Nails may have a stippled
Nails may have a stippled "beaten copper" appearance with alopecia areata.
Alopecia areata typically presents with sudden circular areas of hair loss without any other skin changes.
Alopecia areata typically presents with sudden circular areas of hair loss without any other skin changes.
This image displays hair follicles that are still present with some starting to regrow hair with slender, short stubs.
This image displays hair follicles that are still present with some starting to regrow hair with slender, short stubs.
This image displays a child with multiple areas of hair loss: behind the ear, at the frontal hairline, and the front part of the scalp.
This image displays a child with multiple areas of hair loss: behind the ear, at the frontal hairline, and the front part of the scalp.
With alopecia areata, tiny
With alopecia areata, tiny "exclamation point hairs" can often be seen in the center of the bald spot.
This image displays a normal, healthy scalp with alopecia areata.
This image displays a normal, healthy scalp with alopecia areata.
The skin where the hair is gone in alopecia looks completely normal.
The skin where the hair is gone in alopecia looks completely normal.

Images of Hair Loss (Alopecia Areata) (7)

Nails may have a stippled
Alopecia areata typically presents with sudden circular areas of hair loss without any other skin changes.
This image displays hair follicles that are still present with some starting to regrow hair with slender, short stubs.
This image displays a child with multiple areas of hair loss: behind the ear, at the frontal hairline, and the front part of the scalp.
With alopecia areata, tiny
This image displays a normal, healthy scalp with alopecia areata.
The skin where the hair is gone in alopecia looks completely normal.
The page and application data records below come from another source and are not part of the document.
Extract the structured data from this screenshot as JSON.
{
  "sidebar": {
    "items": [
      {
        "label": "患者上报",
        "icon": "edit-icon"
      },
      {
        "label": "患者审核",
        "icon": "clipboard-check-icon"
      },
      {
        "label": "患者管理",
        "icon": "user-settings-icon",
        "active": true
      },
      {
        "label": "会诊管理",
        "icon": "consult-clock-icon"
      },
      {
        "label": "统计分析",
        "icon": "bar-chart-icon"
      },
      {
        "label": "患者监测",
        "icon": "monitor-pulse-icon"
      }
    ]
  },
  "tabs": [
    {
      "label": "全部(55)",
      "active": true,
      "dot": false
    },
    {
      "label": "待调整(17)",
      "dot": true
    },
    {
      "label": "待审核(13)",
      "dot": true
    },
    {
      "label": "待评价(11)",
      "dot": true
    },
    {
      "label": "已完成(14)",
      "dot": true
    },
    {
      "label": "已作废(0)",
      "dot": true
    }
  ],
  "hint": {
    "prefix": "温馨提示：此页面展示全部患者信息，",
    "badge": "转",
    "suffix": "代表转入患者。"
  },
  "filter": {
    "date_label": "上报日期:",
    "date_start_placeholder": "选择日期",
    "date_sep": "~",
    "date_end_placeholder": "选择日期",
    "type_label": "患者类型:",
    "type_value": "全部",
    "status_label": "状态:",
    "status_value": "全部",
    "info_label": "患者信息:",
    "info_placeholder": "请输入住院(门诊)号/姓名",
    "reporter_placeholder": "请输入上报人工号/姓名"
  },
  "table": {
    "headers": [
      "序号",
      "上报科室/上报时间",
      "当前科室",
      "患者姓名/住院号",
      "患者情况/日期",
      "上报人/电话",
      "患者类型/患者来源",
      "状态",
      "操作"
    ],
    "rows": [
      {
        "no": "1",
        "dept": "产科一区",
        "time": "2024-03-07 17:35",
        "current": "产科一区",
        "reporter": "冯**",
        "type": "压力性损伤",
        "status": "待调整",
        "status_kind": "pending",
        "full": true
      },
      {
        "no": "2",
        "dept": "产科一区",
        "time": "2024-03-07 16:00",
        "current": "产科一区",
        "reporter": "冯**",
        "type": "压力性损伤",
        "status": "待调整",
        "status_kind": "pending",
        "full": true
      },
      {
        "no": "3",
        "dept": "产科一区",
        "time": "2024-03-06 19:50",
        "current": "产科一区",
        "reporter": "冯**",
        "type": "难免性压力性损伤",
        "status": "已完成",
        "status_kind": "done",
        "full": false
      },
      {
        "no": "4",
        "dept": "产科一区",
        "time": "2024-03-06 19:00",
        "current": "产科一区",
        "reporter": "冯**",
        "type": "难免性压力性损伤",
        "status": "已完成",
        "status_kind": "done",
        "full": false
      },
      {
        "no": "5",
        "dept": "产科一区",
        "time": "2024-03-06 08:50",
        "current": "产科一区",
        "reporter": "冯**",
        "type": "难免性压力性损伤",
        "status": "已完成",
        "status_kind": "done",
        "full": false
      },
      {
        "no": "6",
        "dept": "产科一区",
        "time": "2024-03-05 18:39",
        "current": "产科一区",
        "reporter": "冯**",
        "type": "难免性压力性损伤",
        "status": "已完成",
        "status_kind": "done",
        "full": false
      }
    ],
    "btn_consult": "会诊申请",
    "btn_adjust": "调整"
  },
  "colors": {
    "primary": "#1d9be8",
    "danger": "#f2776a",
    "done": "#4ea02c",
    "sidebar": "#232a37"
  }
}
Hair Loss (Alopecia Areata)

Alopecia areata is caused by a reaction from a person’s own immune system (an autoimmune condition) resulting in hair loss. The immune system of the body, for unknown reasons, mistakenly stops growing hair. Hair usually grows back on its own (spontaneously), though the hair loss often happens again. Hair loss may be patchy or more widespread (diffuse) and may affect the scalp as well as the body. Hair loss may be seasonal. There is no long-term cure for hair loss, and the causes can be both family-related (genetic) and related to outside (environmental) exposures.

Who's At Risk?

Hair loss is seen in people of all ages. It most often occurs in people with thyroid disease, although people with lupus, lichen planus, vitiligo, and Down syndrome are also more likely than others to experience hair loss.

Signs & Symptoms

Hair loss most commonly occurs on the scalp, but it can affect the eyebrows, eyelashes, beard, and other body areas.

Alopecia areata appears as patchy areas of non-scarring hair loss and may be considered:

  • Mild – 1–5 scattered areas of hair loss on scalp (and beard of adults)
  • Moderate – More than 5 scattered areas of hair loss on the scalp (and beard of adults)
  • Severe – Loss of all of the hair on the scalp and body

Scalp burning, without redness, may also occur.

Hairs that grow back often have less color (hypopigmented or white) either temporarily or permanently. This hypopigmentation is not seen in other forms of alopecia.

Pits and ridges in the fingernails can also occur.

Take a picture of your skin condition with Aysa

Symptom checkers like Aysa can help narrow down possible skin conditions by analyzing a skin photo.

Self-Care Guidelines

It is important to encourage your child and provide emotional support. Wigs or caps may be worn to hide the hair loss.

Advertisement

Treatments

The doctor may prescribe topical or oral (systemic) medications as well as injections. Steroid injections may help speed up hair regrowth in children with mild-to-moderate conditions:

  • A powerful (potent) topical steroid (Clobetasol propionate gel or solution) can be applied twice daily, with or without covering the area (occlusion) overnight.
  • Anthralin cream 1%, a topical medicine, can activate (stimulate) the immune system to speed up healing. Apply this medication to the affected area and about 1 cm beyond the border for 10–20 minutes, and then wash it off with shampoo.

For more extensive disease, your doctor may expose the affected area to light or apply topical steroids plus minoxidil, each used twice daily. This treatment must be used carefully if minoxidil is used in young children because of the risk of extensive side effects.

Oral of injected (systemic) steroids, such as prednisone, may be effective, but they do not provide long-lasting improvement.

Other treatments, currently in clinical studies, may be recommended.

Visit Urgency

See your child’s primary care doctor or a dermatologist if you notice areas of patchy hair loss anywhere on your child’s body.

Advertisement

References

Bolognia, Jean L., ed. Dermatology, pp.1035-1038. New York: Mosby, 2003.

Freedberg, Irwin M., ed. Fitzpatrick’s Dermatology in General Medicine. 6th ed, pp. 641-643, 647. New York: McGraw-Hill, 2003.

Disease Groups: Common Hair Problems